Try it: The copy must match the data word for word and contain no pictures.

─── Data extract ───

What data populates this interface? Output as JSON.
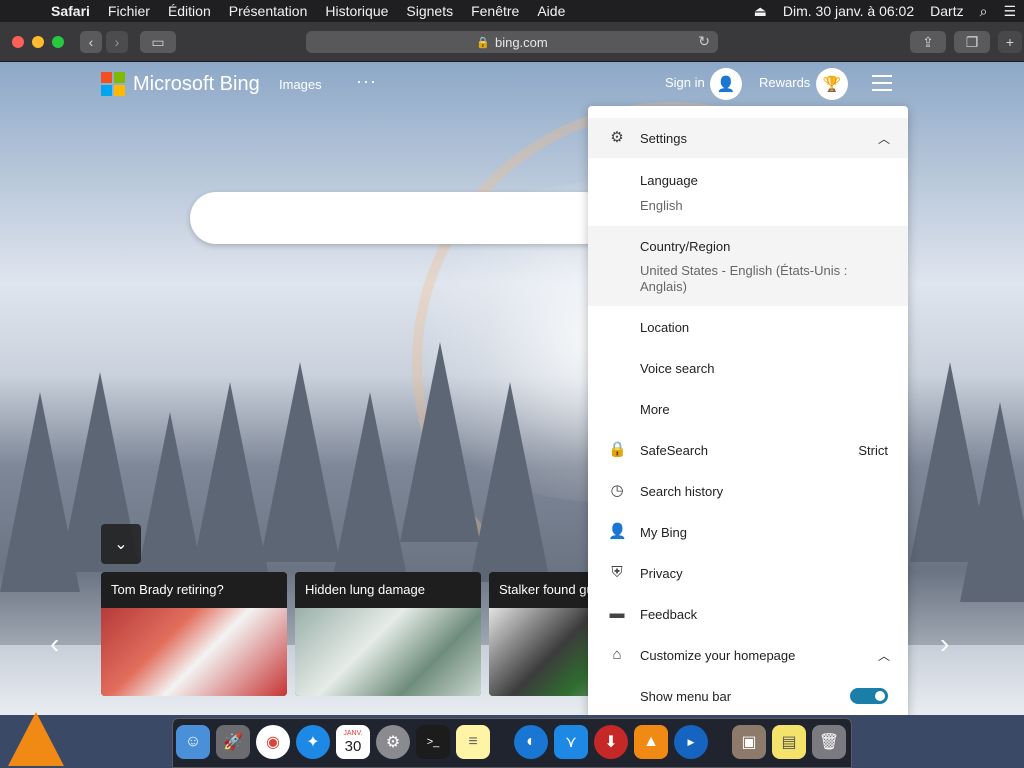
{
  "menubar": {
    "app": "Safari",
    "items": [
      "Fichier",
      "Édition",
      "Présentation",
      "Historique",
      "Signets",
      "Fenêtre",
      "Aide"
    ],
    "clock": "Dim. 30 janv. à  06:02",
    "user": "Dartz",
    "icons": [
      "apple-icon",
      "eject-icon",
      "spotlight-search-icon",
      "control-center-icon"
    ]
  },
  "browser": {
    "url": "bing.com",
    "icons": [
      "back-icon",
      "forward-icon",
      "sidebar-icon",
      "lock-icon",
      "reload-icon",
      "share-icon",
      "tabs-icon",
      "new-tab-icon"
    ]
  },
  "bing": {
    "logo_text": "Microsoft Bing",
    "nav_images": "Images",
    "nav_more": "···",
    "sign_in": "Sign in",
    "rewards": "Rewards"
  },
  "news": [
    {
      "title": "Tom Brady retiring?"
    },
    {
      "title": "Hidden lung damage"
    },
    {
      "title": "Stalker found gu"
    }
  ],
  "settings_panel": {
    "header": "Settings",
    "language_label": "Language",
    "language_value": "English",
    "country_label": "Country/Region",
    "country_value_line1": "United States - English (États-Unis :",
    "country_value_line2": "Anglais)",
    "location": "Location",
    "voice_search": "Voice search",
    "more": "More",
    "safesearch": "SafeSearch",
    "safesearch_value": "Strict",
    "search_history": "Search history",
    "my_bing": "My Bing",
    "privacy": "Privacy",
    "feedback": "Feedback",
    "customize": "Customize your homepage",
    "show_menu_bar": "Show menu bar",
    "show_menu_bar_on": true
  },
  "dock": {
    "calendar_month": "JANV.",
    "calendar_day": "30",
    "apps": [
      "vlc-icon",
      "finder-icon",
      "launchpad-icon",
      "chrome-icon",
      "safari-icon",
      "calendar-icon",
      "system-preferences-icon",
      "terminal-icon",
      "notes-icon",
      "edge-icon",
      "vscode-icon",
      "downloader-icon",
      "vlc-icon",
      "youtube-icon",
      "photo-icon",
      "stickies-icon",
      "trash-icon"
    ]
  },
  "colors": {
    "ms_red": "#f25022",
    "ms_green": "#7fba00",
    "ms_blue": "#00a4ef",
    "ms_yellow": "#ffb900",
    "toggle_on": "#1a7fa8"
  }
}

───

Output for this task:
What data populates this interface? Output as JSON.
{
  "menubar": {
    "app": "Safari",
    "items": [
      "Fichier",
      "Édition",
      "Présentation",
      "Historique",
      "Signets",
      "Fenêtre",
      "Aide"
    ],
    "clock": "Dim. 30 janv. à  06:02",
    "user": "Dartz",
    "icons": [
      "apple-icon",
      "eject-icon",
      "spotlight-search-icon",
      "control-center-icon"
    ]
  },
  "browser": {
    "url": "bing.com",
    "icons": [
      "back-icon",
      "forward-icon",
      "sidebar-icon",
      "lock-icon",
      "reload-icon",
      "share-icon",
      "tabs-icon",
      "new-tab-icon"
    ]
  },
  "bing": {
    "logo_text": "Microsoft Bing",
    "nav_images": "Images",
    "nav_more": "···",
    "sign_in": "Sign in",
    "rewards": "Rewards"
  },
  "news": [
    {
      "title": "Tom Brady retiring?"
    },
    {
      "title": "Hidden lung damage"
    },
    {
      "title": "Stalker found gu"
    }
  ],
  "settings_panel": {
    "header": "Settings",
    "language_label": "Language",
    "language_value": "English",
    "country_label": "Country/Region",
    "country_value_line1": "United States - English (États-Unis :",
    "country_value_line2": "Anglais)",
    "location": "Location",
    "voice_search": "Voice search",
    "more": "More",
    "safesearch": "SafeSearch",
    "safesearch_value": "Strict",
    "search_history": "Search history",
    "my_bing": "My Bing",
    "privacy": "Privacy",
    "feedback": "Feedback",
    "customize": "Customize your homepage",
    "show_menu_bar": "Show menu bar",
    "show_menu_bar_on": true
  },
  "dock": {
    "calendar_month": "JANV.",
    "calendar_day": "30",
    "apps": [
      "vlc-icon",
      "finder-icon",
      "launchpad-icon",
      "chrome-icon",
      "safari-icon",
      "calendar-icon",
      "system-preferences-icon",
      "terminal-icon",
      "notes-icon",
      "edge-icon",
      "vscode-icon",
      "downloader-icon",
      "vlc-icon",
      "youtube-icon",
      "photo-icon",
      "stickies-icon",
      "trash-icon"
    ]
  },
  "colors": {
    "ms_red": "#f25022",
    "ms_green": "#7fba00",
    "ms_blue": "#00a4ef",
    "ms_yellow": "#ffb900",
    "toggle_on": "#1a7fa8"
  }
}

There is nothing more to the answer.